Dispatches: AACCI annual meeting 2014
Bay State Milling touts flax and chia for clean label gluten-free
The flour major investigated whether xanthan gum and instant starch could be replaced by flax and chia in gluten-free muffins.
Vanessa Klimczak, senior product applications technologist at Bay State Milling, said both ingredients proved promising in terms of functionality.
“With flax and chia, when you add water, they give viscosity and they also have a tendency to gel as well. We thought, why not use that to our advantage and clean up some labels,” she told attendees at the AACCI’s annual meeting in Providence, Rhode Island earlier this month.
Bay State Milling tested flax and chia in various forms, including milled and whole in gel and non-gel forms.
“Xanthan and instant starch are used to provide particulate suspension, batter viscosity and a matrix to mimic gluten, thus giving volume. Those were attributes we looked for when replacing with chia and flax,” she said.
Gels should help functionality
Bay State Milling’s hypothesis was that hydrating flax and chia and making gels would aid functionality in terms of suspension and viscosity, Klimczak said.
Overall gels did provide a strong matrix for gas retention in the gluten-free muffins and delivered volumes equivalent to the control.
However, the team found milled chia did not need to be in gel form because it instantly absorbed water. “Milling chia increases the rate of hydration and viscosity increases versus whole chia, thus it doesn’t require a pre-hydration step for functionality,” she explained.
Whole chia, however, worked better in gel form in terms of viscosity and performance.
“Chia and flax have the potential to increase viscosity and replace the functionality of xanthan gums or other gums or instant starch in this muffin system,” she said. An additional bonus was the increased protein, fiber and omega 3 values, she added.
Bay State Milling would now work on research into shelf life using chia and flax in gluten-free products, Klimczak said.
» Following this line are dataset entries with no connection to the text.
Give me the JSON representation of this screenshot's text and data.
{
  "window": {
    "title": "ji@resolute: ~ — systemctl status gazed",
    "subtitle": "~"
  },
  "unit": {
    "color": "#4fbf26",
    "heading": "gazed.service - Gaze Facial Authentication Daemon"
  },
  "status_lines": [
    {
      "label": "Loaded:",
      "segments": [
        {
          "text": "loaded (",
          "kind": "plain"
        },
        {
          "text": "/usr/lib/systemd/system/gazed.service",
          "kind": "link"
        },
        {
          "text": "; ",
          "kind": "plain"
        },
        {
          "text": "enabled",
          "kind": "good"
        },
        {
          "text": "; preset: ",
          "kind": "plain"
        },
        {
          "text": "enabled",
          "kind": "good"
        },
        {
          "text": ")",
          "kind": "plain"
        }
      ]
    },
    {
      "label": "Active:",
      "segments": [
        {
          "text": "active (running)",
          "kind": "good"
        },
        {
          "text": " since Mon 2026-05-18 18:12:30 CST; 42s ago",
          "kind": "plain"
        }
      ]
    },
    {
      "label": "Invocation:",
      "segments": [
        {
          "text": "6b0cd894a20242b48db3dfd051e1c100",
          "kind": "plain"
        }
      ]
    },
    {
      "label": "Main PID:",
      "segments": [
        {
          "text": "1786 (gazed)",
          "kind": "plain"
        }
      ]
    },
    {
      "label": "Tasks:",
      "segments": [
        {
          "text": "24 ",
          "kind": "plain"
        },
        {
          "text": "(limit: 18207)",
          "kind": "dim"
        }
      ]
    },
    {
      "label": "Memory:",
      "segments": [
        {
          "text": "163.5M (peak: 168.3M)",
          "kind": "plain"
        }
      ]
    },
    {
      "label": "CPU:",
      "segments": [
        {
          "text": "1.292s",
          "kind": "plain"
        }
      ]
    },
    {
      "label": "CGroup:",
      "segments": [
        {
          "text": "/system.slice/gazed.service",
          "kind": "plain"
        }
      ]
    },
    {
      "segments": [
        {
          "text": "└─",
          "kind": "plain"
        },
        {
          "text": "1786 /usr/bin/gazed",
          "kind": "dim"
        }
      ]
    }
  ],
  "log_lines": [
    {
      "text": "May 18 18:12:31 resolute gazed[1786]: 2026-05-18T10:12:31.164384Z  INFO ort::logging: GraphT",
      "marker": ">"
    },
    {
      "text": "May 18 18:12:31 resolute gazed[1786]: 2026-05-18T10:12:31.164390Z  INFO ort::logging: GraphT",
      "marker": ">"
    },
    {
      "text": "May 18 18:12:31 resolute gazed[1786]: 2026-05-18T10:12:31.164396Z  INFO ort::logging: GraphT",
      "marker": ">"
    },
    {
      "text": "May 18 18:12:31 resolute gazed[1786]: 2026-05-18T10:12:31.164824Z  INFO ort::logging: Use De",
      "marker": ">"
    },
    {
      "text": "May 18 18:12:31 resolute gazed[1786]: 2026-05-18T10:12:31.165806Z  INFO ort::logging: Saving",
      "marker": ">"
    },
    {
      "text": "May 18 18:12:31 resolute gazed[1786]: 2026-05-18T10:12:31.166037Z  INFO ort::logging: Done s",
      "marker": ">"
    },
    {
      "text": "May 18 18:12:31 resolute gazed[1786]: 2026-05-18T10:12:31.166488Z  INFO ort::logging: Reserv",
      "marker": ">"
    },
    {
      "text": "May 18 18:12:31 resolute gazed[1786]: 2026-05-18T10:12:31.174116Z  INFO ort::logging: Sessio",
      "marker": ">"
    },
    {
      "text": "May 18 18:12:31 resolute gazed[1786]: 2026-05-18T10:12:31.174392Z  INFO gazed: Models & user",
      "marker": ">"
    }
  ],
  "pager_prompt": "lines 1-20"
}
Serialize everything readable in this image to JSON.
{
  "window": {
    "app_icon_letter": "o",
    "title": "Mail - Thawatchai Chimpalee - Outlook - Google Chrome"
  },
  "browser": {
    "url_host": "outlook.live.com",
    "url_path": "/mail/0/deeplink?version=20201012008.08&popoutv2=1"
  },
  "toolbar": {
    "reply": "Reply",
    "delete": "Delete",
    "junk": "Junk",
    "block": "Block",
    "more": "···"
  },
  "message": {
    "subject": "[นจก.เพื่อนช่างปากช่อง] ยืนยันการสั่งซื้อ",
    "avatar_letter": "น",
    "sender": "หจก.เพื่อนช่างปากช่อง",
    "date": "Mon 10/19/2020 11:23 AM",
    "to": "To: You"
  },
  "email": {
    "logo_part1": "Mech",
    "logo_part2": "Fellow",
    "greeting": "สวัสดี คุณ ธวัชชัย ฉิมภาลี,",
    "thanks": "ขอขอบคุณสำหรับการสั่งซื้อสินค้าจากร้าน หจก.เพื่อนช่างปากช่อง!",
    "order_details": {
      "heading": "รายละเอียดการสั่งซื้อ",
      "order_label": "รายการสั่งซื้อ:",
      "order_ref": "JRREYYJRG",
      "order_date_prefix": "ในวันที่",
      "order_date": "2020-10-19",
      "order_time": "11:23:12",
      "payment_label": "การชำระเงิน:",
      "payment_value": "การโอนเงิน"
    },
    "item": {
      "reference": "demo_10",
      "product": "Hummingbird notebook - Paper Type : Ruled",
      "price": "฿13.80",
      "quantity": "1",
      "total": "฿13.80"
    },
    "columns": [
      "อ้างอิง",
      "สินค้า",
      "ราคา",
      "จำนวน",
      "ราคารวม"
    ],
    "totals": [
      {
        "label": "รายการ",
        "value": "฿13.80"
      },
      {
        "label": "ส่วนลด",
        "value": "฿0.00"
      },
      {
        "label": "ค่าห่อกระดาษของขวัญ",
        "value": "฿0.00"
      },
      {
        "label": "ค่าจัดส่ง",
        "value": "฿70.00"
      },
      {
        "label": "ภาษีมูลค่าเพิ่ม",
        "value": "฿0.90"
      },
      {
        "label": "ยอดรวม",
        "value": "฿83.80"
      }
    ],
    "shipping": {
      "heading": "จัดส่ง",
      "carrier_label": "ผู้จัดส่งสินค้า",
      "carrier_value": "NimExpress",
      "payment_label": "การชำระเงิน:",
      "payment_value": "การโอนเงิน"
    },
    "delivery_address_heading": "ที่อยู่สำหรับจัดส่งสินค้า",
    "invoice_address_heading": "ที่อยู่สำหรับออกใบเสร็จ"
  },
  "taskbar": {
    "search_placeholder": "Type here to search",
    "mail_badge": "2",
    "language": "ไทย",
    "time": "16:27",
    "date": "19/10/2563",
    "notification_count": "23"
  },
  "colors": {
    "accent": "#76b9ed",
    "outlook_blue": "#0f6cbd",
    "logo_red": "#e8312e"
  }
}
“Now we know they have the ability to hold moisture, and hold it well similar to a gum, it might be used to increase the shelf life in gluten-free products.”